An ATA host controller driver follows the UEFI driver model, so the image entry point of a ATA host controller driver installs the Driver Binding Protocol instance on the image handle. All three of the services in the Driver Binding Protocol-Supported(), Start(), and Stop()-must be implemented by a ATA host controller driver.

21.1.1.1 Supported()

The Supported() function tests to see if a given controller handle is an ATA controller the driver knows how to manage. In this function, an ATA host controller driver checks to see if the EFI_DEVICE_PATH_PROTOCOL and EFI_PCI_IO_PROTOCOL are present to ensure the handle that is passed in represents a PCI device. In addition, an ATA host controller driver checks the ClassCode, VendorId, and DeviceId from the device's PCI configuration header to see if it is a conformant ATA controller that can be managed by the ATA host controller driver.

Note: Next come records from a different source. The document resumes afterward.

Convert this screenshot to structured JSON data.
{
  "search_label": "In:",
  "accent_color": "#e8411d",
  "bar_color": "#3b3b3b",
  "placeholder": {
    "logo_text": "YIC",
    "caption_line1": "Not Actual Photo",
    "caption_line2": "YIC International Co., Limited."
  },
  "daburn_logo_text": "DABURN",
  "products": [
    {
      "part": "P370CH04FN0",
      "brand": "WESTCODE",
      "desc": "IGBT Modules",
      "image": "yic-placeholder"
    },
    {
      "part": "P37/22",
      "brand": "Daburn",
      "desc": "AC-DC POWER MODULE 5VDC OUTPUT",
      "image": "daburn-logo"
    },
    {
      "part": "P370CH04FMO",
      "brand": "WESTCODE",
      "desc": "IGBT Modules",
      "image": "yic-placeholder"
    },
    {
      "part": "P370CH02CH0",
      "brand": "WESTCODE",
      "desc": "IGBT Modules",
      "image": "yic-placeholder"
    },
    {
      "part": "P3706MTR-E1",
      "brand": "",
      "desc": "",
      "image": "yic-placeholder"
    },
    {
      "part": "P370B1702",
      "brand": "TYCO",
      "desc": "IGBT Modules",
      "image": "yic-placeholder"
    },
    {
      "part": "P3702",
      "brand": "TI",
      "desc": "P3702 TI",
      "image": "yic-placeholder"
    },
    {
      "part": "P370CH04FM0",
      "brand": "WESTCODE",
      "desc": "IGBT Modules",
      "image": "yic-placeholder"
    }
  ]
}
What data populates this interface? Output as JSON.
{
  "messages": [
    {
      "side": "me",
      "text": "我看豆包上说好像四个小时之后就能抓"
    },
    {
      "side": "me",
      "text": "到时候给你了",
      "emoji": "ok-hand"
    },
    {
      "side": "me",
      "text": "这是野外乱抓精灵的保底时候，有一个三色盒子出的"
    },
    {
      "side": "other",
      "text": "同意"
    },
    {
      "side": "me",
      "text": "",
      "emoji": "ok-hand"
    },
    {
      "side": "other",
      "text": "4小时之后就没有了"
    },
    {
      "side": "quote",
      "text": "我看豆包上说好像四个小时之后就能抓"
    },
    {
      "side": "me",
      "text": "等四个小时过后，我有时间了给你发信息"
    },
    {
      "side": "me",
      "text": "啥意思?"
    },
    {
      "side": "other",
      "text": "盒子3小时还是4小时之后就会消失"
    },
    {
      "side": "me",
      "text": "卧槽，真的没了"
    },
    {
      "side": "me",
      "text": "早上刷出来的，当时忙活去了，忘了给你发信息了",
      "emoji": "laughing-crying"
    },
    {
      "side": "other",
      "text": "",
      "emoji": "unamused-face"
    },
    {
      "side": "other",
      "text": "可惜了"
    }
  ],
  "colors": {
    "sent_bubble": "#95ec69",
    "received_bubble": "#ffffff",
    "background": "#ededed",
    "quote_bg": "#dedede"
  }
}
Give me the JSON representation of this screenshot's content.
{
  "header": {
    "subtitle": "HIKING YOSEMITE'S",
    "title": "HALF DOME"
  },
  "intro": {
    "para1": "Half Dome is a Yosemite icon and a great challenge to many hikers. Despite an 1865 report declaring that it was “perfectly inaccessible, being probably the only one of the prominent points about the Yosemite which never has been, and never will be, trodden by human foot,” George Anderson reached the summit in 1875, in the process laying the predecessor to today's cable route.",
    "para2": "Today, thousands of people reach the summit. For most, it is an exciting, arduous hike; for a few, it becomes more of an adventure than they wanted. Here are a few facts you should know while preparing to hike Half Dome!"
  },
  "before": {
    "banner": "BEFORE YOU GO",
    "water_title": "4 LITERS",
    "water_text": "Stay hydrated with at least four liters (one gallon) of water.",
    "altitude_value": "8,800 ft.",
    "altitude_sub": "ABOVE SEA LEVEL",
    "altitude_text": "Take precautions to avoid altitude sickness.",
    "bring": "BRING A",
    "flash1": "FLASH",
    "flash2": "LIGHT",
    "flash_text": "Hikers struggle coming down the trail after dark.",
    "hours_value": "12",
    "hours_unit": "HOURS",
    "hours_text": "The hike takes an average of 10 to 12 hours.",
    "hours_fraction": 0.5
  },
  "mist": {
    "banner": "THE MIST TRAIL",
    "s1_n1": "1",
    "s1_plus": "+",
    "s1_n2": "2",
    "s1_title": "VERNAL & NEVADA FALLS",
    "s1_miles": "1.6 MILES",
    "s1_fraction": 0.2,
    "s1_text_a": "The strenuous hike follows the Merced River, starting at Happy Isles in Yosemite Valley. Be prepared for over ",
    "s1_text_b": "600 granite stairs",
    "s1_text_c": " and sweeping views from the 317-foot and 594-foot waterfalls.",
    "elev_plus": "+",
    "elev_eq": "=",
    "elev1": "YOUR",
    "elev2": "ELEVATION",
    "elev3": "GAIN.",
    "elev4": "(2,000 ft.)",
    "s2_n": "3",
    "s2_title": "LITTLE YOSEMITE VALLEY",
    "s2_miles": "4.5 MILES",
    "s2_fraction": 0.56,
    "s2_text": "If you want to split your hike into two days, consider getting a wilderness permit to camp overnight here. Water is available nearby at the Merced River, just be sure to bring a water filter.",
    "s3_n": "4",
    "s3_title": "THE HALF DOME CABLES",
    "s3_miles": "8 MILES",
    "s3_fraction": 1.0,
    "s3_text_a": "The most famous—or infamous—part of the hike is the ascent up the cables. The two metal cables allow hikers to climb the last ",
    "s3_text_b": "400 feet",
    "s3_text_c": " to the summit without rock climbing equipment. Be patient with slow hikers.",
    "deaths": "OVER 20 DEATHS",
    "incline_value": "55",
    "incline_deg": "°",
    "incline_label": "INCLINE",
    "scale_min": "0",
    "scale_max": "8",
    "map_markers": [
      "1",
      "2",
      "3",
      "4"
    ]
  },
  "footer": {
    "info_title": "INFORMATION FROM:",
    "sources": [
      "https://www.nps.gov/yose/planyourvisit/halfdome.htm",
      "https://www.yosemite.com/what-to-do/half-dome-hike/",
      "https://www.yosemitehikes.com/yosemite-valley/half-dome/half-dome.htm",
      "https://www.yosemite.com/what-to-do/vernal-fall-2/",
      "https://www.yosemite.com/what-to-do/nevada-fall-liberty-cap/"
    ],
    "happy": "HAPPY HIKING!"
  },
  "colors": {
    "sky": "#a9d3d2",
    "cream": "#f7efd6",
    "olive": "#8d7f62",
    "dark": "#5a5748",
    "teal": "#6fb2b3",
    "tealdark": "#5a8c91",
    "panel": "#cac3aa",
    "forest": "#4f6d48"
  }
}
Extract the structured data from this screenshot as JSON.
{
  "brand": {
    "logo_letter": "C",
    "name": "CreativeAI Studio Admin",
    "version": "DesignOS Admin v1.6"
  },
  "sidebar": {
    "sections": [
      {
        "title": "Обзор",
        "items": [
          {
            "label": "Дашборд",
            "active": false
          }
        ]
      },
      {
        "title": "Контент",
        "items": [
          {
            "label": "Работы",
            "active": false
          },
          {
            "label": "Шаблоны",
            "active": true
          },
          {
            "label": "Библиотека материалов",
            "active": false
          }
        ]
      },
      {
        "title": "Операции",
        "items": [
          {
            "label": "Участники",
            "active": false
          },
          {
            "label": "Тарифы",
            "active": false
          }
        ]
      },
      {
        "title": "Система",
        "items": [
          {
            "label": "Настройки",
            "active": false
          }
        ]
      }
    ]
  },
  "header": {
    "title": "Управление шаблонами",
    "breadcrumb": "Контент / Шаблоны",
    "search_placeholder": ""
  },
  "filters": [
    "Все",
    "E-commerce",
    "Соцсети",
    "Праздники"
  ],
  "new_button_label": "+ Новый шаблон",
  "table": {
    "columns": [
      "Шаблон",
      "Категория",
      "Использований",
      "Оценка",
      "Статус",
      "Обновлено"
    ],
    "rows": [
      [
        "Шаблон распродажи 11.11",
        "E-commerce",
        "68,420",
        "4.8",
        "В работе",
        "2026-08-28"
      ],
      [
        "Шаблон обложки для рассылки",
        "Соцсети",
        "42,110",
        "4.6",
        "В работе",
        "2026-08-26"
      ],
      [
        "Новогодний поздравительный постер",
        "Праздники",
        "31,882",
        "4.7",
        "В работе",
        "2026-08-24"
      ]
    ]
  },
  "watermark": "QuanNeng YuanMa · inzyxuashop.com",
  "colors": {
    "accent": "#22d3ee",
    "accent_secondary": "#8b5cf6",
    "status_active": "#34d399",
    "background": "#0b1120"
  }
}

21.1.1.2 Start()

The Start() function tells the ATA host controller driver to start managing the ATA host controller. In this function, an ATA host controller driver uses chip-specific knowledge to perform the following tasks:

  • Initialize the ATA host controller.

  • Enable the PCI device.

  • Allocate resources.

  • Construct data structures for the driver to use.

  • Install the ATA Pass Thru Protocol instance on the same handle that has the

    PCI I/O Protocol.

  • Install the Extended SCSI Pass Thru Protocol instance on the same handle that

    has the PCI I/O Protocol.

If the ATA host controller provides RAID capabilities, then the ATA host controller driver can either choose to only expose access to the logical drives following the algorithm above, or the ATA host controller driver can produce two instances of the ATA Pass Thru Protocol. One for accessing the physical drives, and another for accessing the logical drives. In this case, a child handle is created for each ATA Pass Thru Protocol instance.

21.1.1.3 Stop()

The Stop() function performs the opposite operations as Start(). Generally speaking, an ATA host controller driver is required to do the following:

  • Disable the ATA controller.

  • Release all resources that were allocated for this driver.

  • Close the protocol instances that were opened in the Start()function.

  • Uninstall the protocol interfaces that were attached on the host controller

    handle.